Fr. Thwaites SJ, a silly soldier for Christ

Recently someone whom I respect but have never met characterized me in conversation as "The guy who made his own habit".  Ouch!  It was a wry remark, and who knows if it was intended as a criticism.  My immediate reaction was to defend the tunic we wear because it is not a habit and it is indispensable to the ministry.  We only mix in the worst places and can talk to prostitutes any hour of the day because we are obviously not participants in whatever criminal activity is around us. It is not a habit, but a uniform solely for evangelization.  It simply announces who we are: a public sign of the Church and an apostle of Christ's love. Once my zeal cooled I came to see the remark as funny and useful.  It is ridiculous to make a tunic and wear it about town.  Once at Drinks With Dominicans (Theology On Tap), I gave a short speech about the apostolate, hoping to recruit other men. When I held up my tunic Fr. Stephen Maria Lopez OP jumped in his seat with his eyes in dismay.  The tunic seemed longer than it actually is since it wasn't worn across my large frame, and Fr. Lopez saw it as an imitation "habit".  Fr. Kelber, the prior at Holy Rosary, immediately placed his hand on Fr. Lopez's hand and gave a quick shake of the head for him not to interfere.  I've since wondered at the immediate conviction of Fr. Kelber, especially since he would be the first priest to stop laymen from confusing clerical roles.  It had to be a work of grace.  In any event, I now joke about myself as "the guy who made his own habit."

We have fun on the streets in our ridiculous way.  I recently pulled a prank on some "beautiful people" who were being a bit too cute about our rolling cooler with the "Free Drinks" sign.  They sat in their car waiting for the light to turn, and kept interrupting my conversation with Sheila, an emaciated meth addict.  Sheila was telling me about the Morning Offering prayer that she and her friend Joe make, while the "beautiful people" mock-pleaded, "Can I have a free drink?  Can I have a free drink?" Finally I said, "You don't need any of our drinks, you're all dressed up and in an air-conditioned car."  They whined, "Oh c'mon, c'mon" clearly feeling superior to us fools in tunics.  Then I flatly declared "Are you going to The Grotto for a wedding." They turned white in shock, stammering, "How did you know that?  How could you know that?"  I triumphantly bellowed, "Because I'm a PROPHET brother!"  Then they sped off, still in dismay.  God had shaken them up and given them something to think about.

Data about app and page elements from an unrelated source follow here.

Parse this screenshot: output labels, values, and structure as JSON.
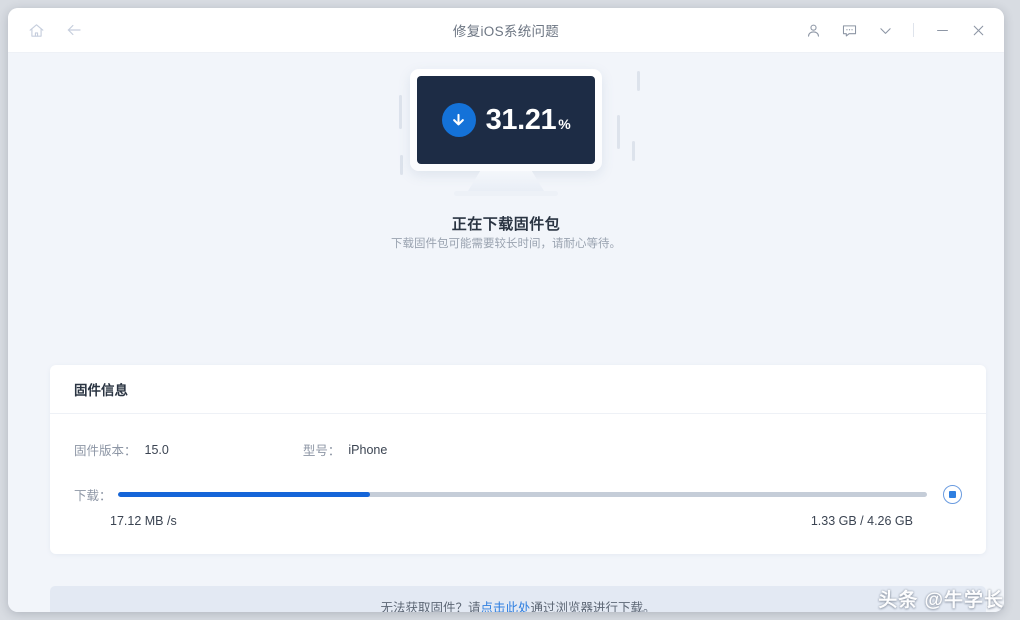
{
  "titlebar": {
    "title": "修复iOS系统问题",
    "home_icon": "home-icon",
    "back_icon": "back-arrow-icon",
    "account_icon": "user-icon",
    "feedback_icon": "chat-icon",
    "more_icon": "chevron-down-icon",
    "minimize_icon": "minimize-icon",
    "close_icon": "close-icon"
  },
  "hero": {
    "percent_value": "31.21",
    "percent_symbol": "%",
    "download_icon": "download-arrow-icon",
    "title": "正在下载固件包",
    "subtitle": "下载固件包可能需要较长时间，请耐心等待。"
  },
  "card": {
    "header": "固件信息",
    "firmware_version_label": "固件版本：",
    "firmware_version_value": "15.0",
    "model_label": "型号：",
    "model_value": "iPhone",
    "download_label": "下载：",
    "speed": "17.12 MB /s",
    "size": "1.33 GB / 4.26 GB",
    "stop_icon": "stop-button-icon"
  },
  "footer": {
    "text_before": "无法获取固件？请",
    "link": "点击此处",
    "text_after": "通过浏览器进行下载。"
  },
  "watermark": {
    "text": "头条 @牛学长"
  },
  "progress": {
    "percent": 31.21,
    "fill_color": "#1565d8",
    "track_color": "#c5cdd8"
  },
  "colors": {
    "page_bg": "#f2f5fa",
    "card_bg": "#ffffff",
    "screen_bg": "#1d2c45",
    "accent": "#1472d8",
    "footer_bg": "#e3e9f3",
    "link": "#2f7fe0"
  }
}
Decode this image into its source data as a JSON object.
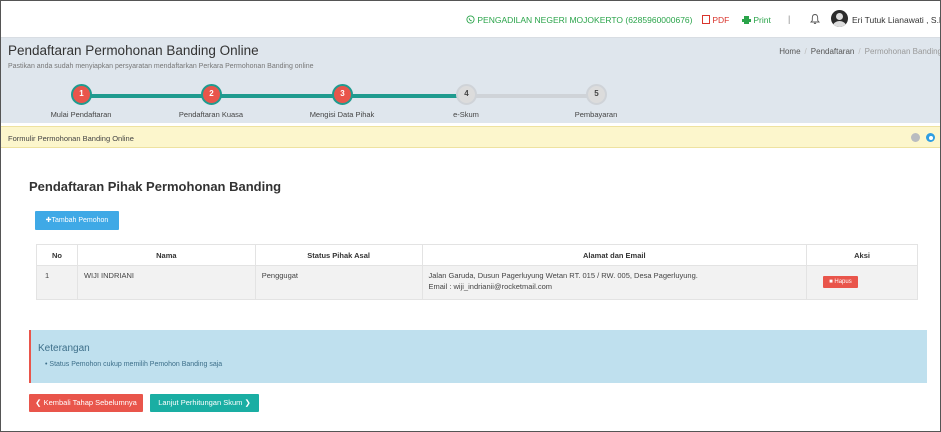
{
  "topbar": {
    "court": "PENGADILAN NEGERI MOJOKERTO (6285960000676)",
    "pdf": "PDF",
    "print": "Print",
    "separator": "|",
    "user": "Eri Tutuk Lianawati , S.H."
  },
  "header": {
    "title": "Pendaftaran Permohonan Banding Online",
    "subtitle": "Pastikan anda sudah menyiapkan persyaratan mendaftarkan Perkara Permohonan Banding online",
    "breadcrumb": [
      "Home",
      "Pendaftaran",
      "Permohonan Banding"
    ]
  },
  "steps": [
    {
      "num": "1",
      "label": "Mulai Pendaftaran"
    },
    {
      "num": "2",
      "label": "Pendaftaran Kuasa"
    },
    {
      "num": "3",
      "label": "Mengisi Data Pihak"
    },
    {
      "num": "4",
      "label": "e-Skum"
    },
    {
      "num": "5",
      "label": "Pembayaran"
    }
  ],
  "formbar": {
    "label": "Formulir Permohonan Banding Online"
  },
  "section": {
    "title": "Pendaftaran Pihak Permohonan Banding",
    "add_button": "Tambah Pemohon"
  },
  "table": {
    "headers": [
      "No",
      "Nama",
      "Status Pihak Asal",
      "Alamat dan Email",
      "Aksi"
    ],
    "rows": [
      {
        "no": "1",
        "nama": "WIJI INDRIANI",
        "status": "Penggugat",
        "alamat": "Jalan Garuda, Dusun Pagerluyung Wetan RT. 015 / RW. 005, Desa Pagerluyung.",
        "email": "Email : wiji_indrianii@rocketmail.com",
        "action": "Hapus"
      }
    ]
  },
  "info": {
    "heading": "Keterangan",
    "item": "Status Pemohon cukup memilih Pemohon Banding saja"
  },
  "buttons": {
    "back": "Kembali Tahap Sebelumnya",
    "next": "Lanjut Perhitungan Skum"
  },
  "colors": {
    "accent_teal": "#1f9b8f",
    "step_done": "#e9554b",
    "info_bg": "#bfe0ee",
    "button_blue": "#3fa9e6"
  }
}
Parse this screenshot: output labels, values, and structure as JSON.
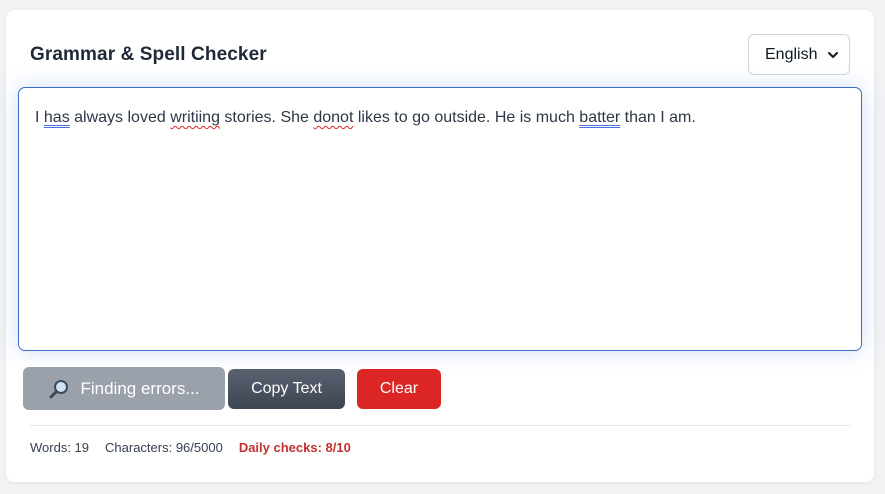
{
  "header": {
    "title": "Grammar & Spell Checker",
    "language": "English"
  },
  "editor": {
    "segments": [
      {
        "text": "I ",
        "error": "none"
      },
      {
        "text": "has",
        "error": "grammar"
      },
      {
        "text": " always loved ",
        "error": "none"
      },
      {
        "text": "writiing",
        "error": "spelling"
      },
      {
        "text": " stories. She ",
        "error": "none"
      },
      {
        "text": "donot",
        "error": "spelling"
      },
      {
        "text": " likes to go outside. He is much ",
        "error": "none"
      },
      {
        "text": "batter",
        "error": "grammar"
      },
      {
        "text": " than I am.",
        "error": "none"
      }
    ]
  },
  "actions": {
    "find_label": "Finding errors...",
    "find_icon": "magnifier-icon",
    "copy_label": "Copy Text",
    "clear_label": "Clear"
  },
  "stats": {
    "words": "Words: 19",
    "characters": "Characters: 96/5000",
    "daily_checks": "Daily checks: 8/10"
  },
  "colors": {
    "accent_border": "#3b6fc9",
    "spelling_underline": "#e02424",
    "grammar_underline": "#4c6fe0",
    "clear_button": "#dc2626",
    "limit_text": "#c53030"
  }
}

He was having a bit of fun with them.  Obviously I'm not a prophet, but I only made an educated guess based on seeing other "beautiful people" at The Grotto setting up for a wedding.

Later in the day we walked into Burgerville to get some food for us and our homeless friends.  A young cashier stood at the back counter with her manager, and gave us an icky look of disapproval.  She said, "I'll let YOU, wait on THEM."  The middle-aged female manager came up to the counter, weathered beyond her years, probably once homeless or an addict.  I cheerfully stepped forward and asked, "Do you serve freaks here?"  She laughed, and replied, "I hope so.  Half my employees are freaks."  The young cashier looked non-plussed with her pink hair and skin covered in tattoos.

Perhaps my favorite moment at the Sacred Liturgy Conference was sitting at a table with Meagan and Marie Barzen shortly before it was time to drive back to Portland.  We all surrendered to infectious laughter, marveling at what pathetic lives God has given us, yet He has left us so greatly blessed.  We each spend our precious free time amongst the most miserable people around: women going into Planned Parenthood, amidst homeless and prostitutes, sometimes in abandoned drug houses.  Yet we are exactly where we should be.  It is bizarre, and the bizarre often makes us laugh, especially when it is accompanied by a deep realization that we stand on solid ground.  We have joy because we are in Christ, and nothing else matters save our own cooperation with the Father's plan.